**AIM OF THE TASK:** If a record holds a picture, please leave the picture out and copy the rest of the record exactly.
.....
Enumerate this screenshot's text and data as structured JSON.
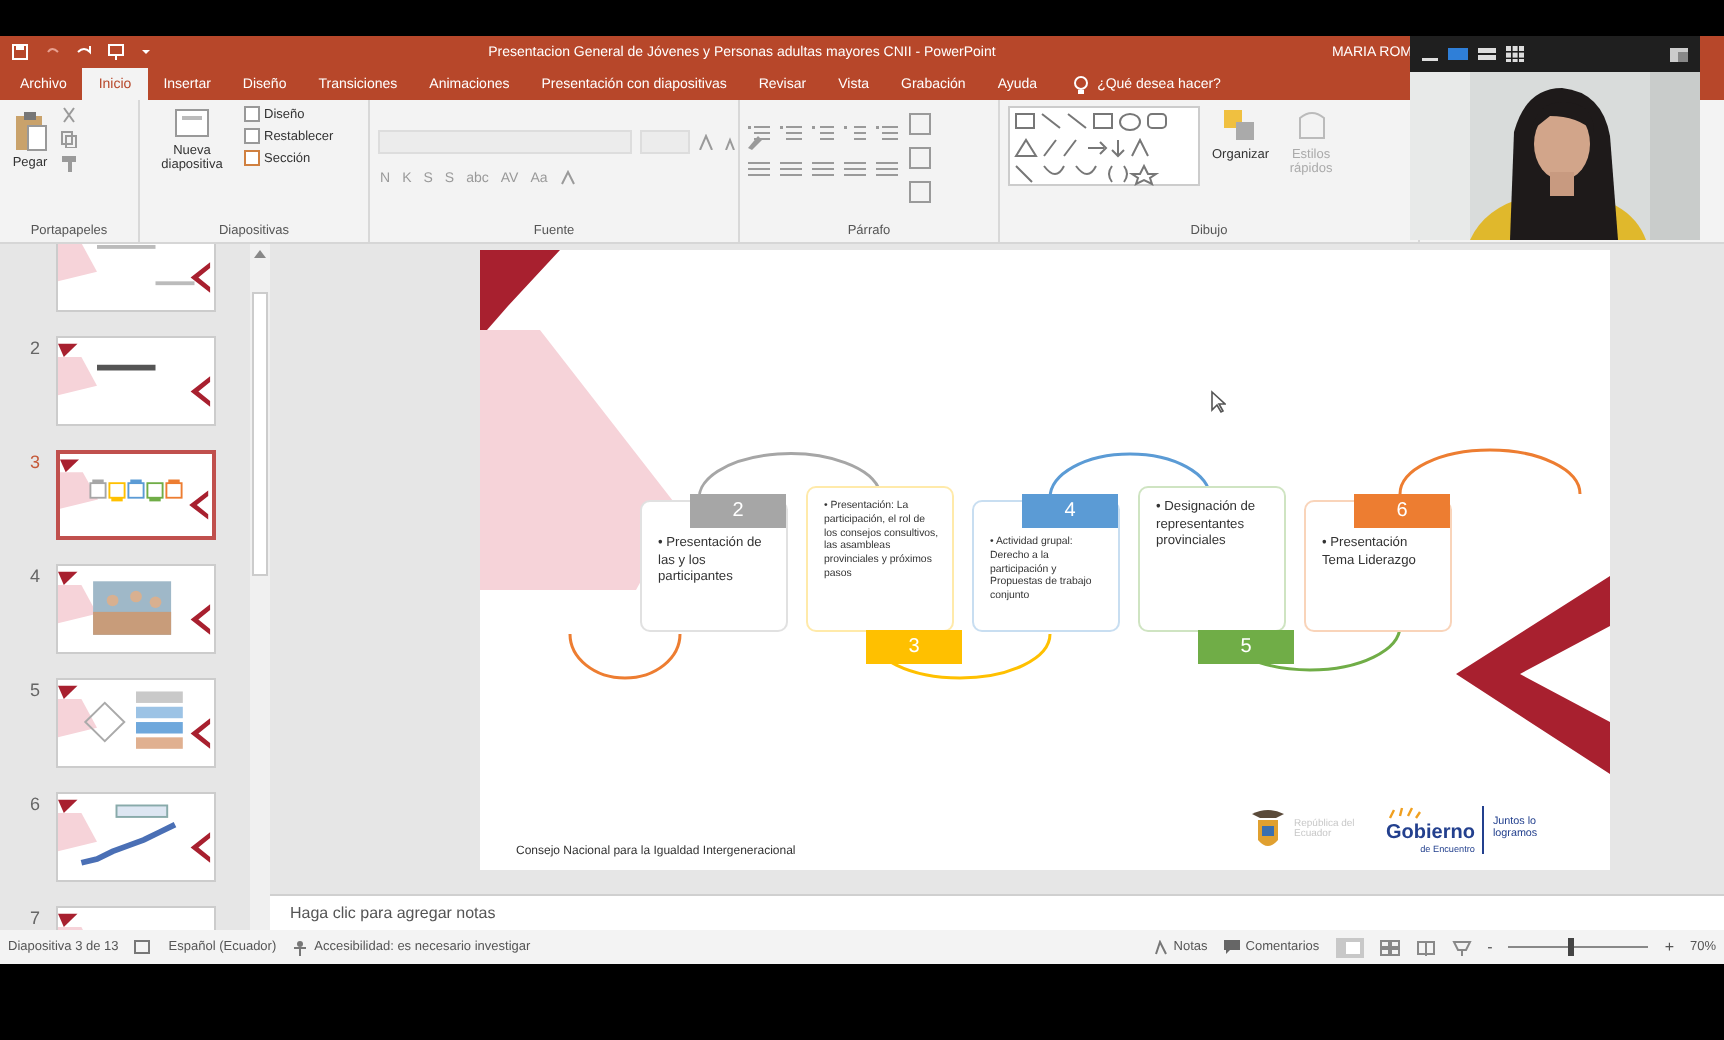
{
  "title_bar": {
    "title": "Presentacion General de Jóvenes y Personas adultas mayores CNII  -  PowerPoint",
    "user": "MARIA ROM"
  },
  "ribbon_tabs": [
    {
      "label": "Archivo",
      "selected": false
    },
    {
      "label": "Inicio",
      "selected": true
    },
    {
      "label": "Insertar",
      "selected": false
    },
    {
      "label": "Diseño",
      "selected": false
    },
    {
      "label": "Transiciones",
      "selected": false
    },
    {
      "label": "Animaciones",
      "selected": false
    },
    {
      "label": "Presentación con diapositivas",
      "selected": false
    },
    {
      "label": "Revisar",
      "selected": false
    },
    {
      "label": "Vista",
      "selected": false
    },
    {
      "label": "Grabación",
      "selected": false
    },
    {
      "label": "Ayuda",
      "selected": false
    }
  ],
  "tell_me": {
    "placeholder": "¿Qué desea hacer?"
  },
  "ribbon_groups": [
    {
      "kind": "clipboard",
      "label": "Portapapeles",
      "buttons": [
        "Pegar"
      ]
    },
    {
      "kind": "slides",
      "label": "Diapositivas",
      "buttons": [
        "Nueva diapositiva",
        "Diseño",
        "Restablecer",
        "Sección"
      ]
    },
    {
      "kind": "font",
      "label": "Fuente",
      "buttons": [
        "N",
        "K",
        "S",
        "S",
        "abc",
        "AV",
        "Aa"
      ]
    },
    {
      "kind": "paragraph",
      "label": "Párrafo"
    },
    {
      "kind": "drawing",
      "label": "Dibujo",
      "buttons": [
        "Organizar",
        "Estilos rápidos"
      ]
    }
  ],
  "thumbnails": [
    {
      "kind": "cover",
      "selected": false
    },
    {
      "number": "2",
      "kind": "title",
      "selected": false
    },
    {
      "number": "3",
      "kind": "diagram",
      "selected": true
    },
    {
      "number": "4",
      "selected": false
    },
    {
      "number": "5",
      "kind": "list",
      "selected": false
    },
    {
      "number": "6",
      "kind": "stairs",
      "selected": false
    },
    {
      "number": "7",
      "kind": "title",
      "selected": false
    }
  ],
  "slide": {
    "steps": [
      {
        "number": "2",
        "text": "• Presentación de las y los participantes",
        "color": "#a6a6a6",
        "kind": "top"
      },
      {
        "number": "3",
        "text": "• Presentación: La participación, el rol de los consejos consultivos, las asambleas provinciales y próximos pasos",
        "color": "#ffc000",
        "kind": "bottom"
      },
      {
        "number": "4",
        "text": "• Actividad grupal: Derecho a la participación y Propuestas de trabajo conjunto",
        "color": "#5b9bd5",
        "kind": "top"
      },
      {
        "number": "5",
        "text": "• Designación de representantes provinciales",
        "color": "#70ad47",
        "kind": "bottom"
      },
      {
        "number": "6",
        "text": "• Presentación Tema Liderazgo",
        "color": "#ed7d31",
        "kind": "top"
      }
    ],
    "footer": "Consejo Nacional para la Igualdad Intergeneracional",
    "logos": {
      "republic": "República del Ecuador",
      "brand": "Gobierno",
      "brand_sub": "de Encuentro",
      "slogan": "Juntos lo logramos"
    }
  },
  "notes": {
    "placeholder": "Haga clic para agregar notas"
  },
  "status_bar": {
    "slide_position": "Diapositiva 3 de 13",
    "language": "Español (Ecuador)",
    "accessibility": "Accesibilidad: es necesario investigar",
    "notes_button": "Notas",
    "comments_button": "Comentarios",
    "zoom_out": "-",
    "zoom_in": "+",
    "zoom": {
      "level": 0.45
    },
    "zoom_percent": "70%"
  }
}
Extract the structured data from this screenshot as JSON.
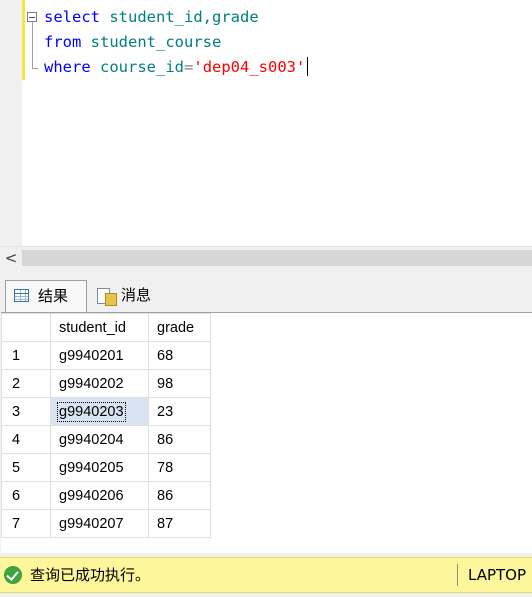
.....
**WRITTEN REPLY:**
Enumerate this screenshot's text and data as structured JSON.
{
  "title_bar": {
    "title": "Presentacion General de Jóvenes y Personas adultas mayores CNII  -  PowerPoint",
    "user": "MARIA ROM"
  },
  "ribbon_tabs": [
    {
      "label": "Archivo",
      "selected": false
    },
    {
      "label": "Inicio",
      "selected": true
    },
    {
      "label": "Insertar",
      "selected": false
    },
    {
      "label": "Diseño",
      "selected": false
    },
    {
      "label": "Transiciones",
      "selected": false
    },
    {
      "label": "Animaciones",
      "selected": false
    },
    {
      "label": "Presentación con diapositivas",
      "selected": false
    },
    {
      "label": "Revisar",
      "selected": false
    },
    {
      "label": "Vista",
      "selected": false
    },
    {
      "label": "Grabación",
      "selected": false
    },
    {
      "label": "Ayuda",
      "selected": false
    }
  ],
  "tell_me": {
    "placeholder": "¿Qué desea hacer?"
  },
  "ribbon_groups": [
    {
      "kind": "clipboard",
      "label": "Portapapeles",
      "buttons": [
        "Pegar"
      ]
    },
    {
      "kind": "slides",
      "label": "Diapositivas",
      "buttons": [
        "Nueva diapositiva",
        "Diseño",
        "Restablecer",
        "Sección"
      ]
    },
    {
      "kind": "font",
      "label": "Fuente",
      "buttons": [
        "N",
        "K",
        "S",
        "S",
        "abc",
        "AV",
        "Aa"
      ]
    },
    {
      "kind": "paragraph",
      "label": "Párrafo"
    },
    {
      "kind": "drawing",
      "label": "Dibujo",
      "buttons": [
        "Organizar",
        "Estilos rápidos"
      ]
    }
  ],
  "thumbnails": [
    {
      "kind": "cover",
      "selected": false
    },
    {
      "number": "2",
      "kind": "title",
      "selected": false
    },
    {
      "number": "3",
      "kind": "diagram",
      "selected": true
    },
    {
      "number": "4",
      "selected": false
    },
    {
      "number": "5",
      "kind": "list",
      "selected": false
    },
    {
      "number": "6",
      "kind": "stairs",
      "selected": false
    },
    {
      "number": "7",
      "kind": "title",
      "selected": false
    }
  ],
  "slide": {
    "steps": [
      {
        "number": "2",
        "text": "• Presentación de las y los participantes",
        "color": "#a6a6a6",
        "kind": "top"
      },
      {
        "number": "3",
        "text": "• Presentación: La participación, el rol de los consejos consultivos, las asambleas provinciales y próximos pasos",
        "color": "#ffc000",
        "kind": "bottom"
      },
      {
        "number": "4",
        "text": "• Actividad grupal: Derecho a la participación y Propuestas de trabajo conjunto",
        "color": "#5b9bd5",
        "kind": "top"
      },
      {
        "number": "5",
        "text": "• Designación de representantes provinciales",
        "color": "#70ad47",
        "kind": "bottom"
      },
      {
        "number": "6",
        "text": "• Presentación Tema Liderazgo",
        "color": "#ed7d31",
        "kind": "top"
      }
    ],
    "footer": "Consejo Nacional para la Igualdad Intergeneracional",
    "logos": {
      "republic": "República del Ecuador",
      "brand": "Gobierno",
      "brand_sub": "de Encuentro",
      "slogan": "Juntos lo logramos"
    }
  },
  "notes": {
    "placeholder": "Haga clic para agregar notas"
  },
  "status_bar": {
    "slide_position": "Diapositiva 3 de 13",
    "language": "Español (Ecuador)",
    "accessibility": "Accesibilidad: es necesario investigar",
    "notes_button": "Notas",
    "comments_button": "Comentarios",
    "zoom_out": "-",
    "zoom_in": "+",
    "zoom": {
      "level": 0.45
    },
    "zoom_percent": "70%"
  }
}
Extract the structured data from this screenshot as JSON.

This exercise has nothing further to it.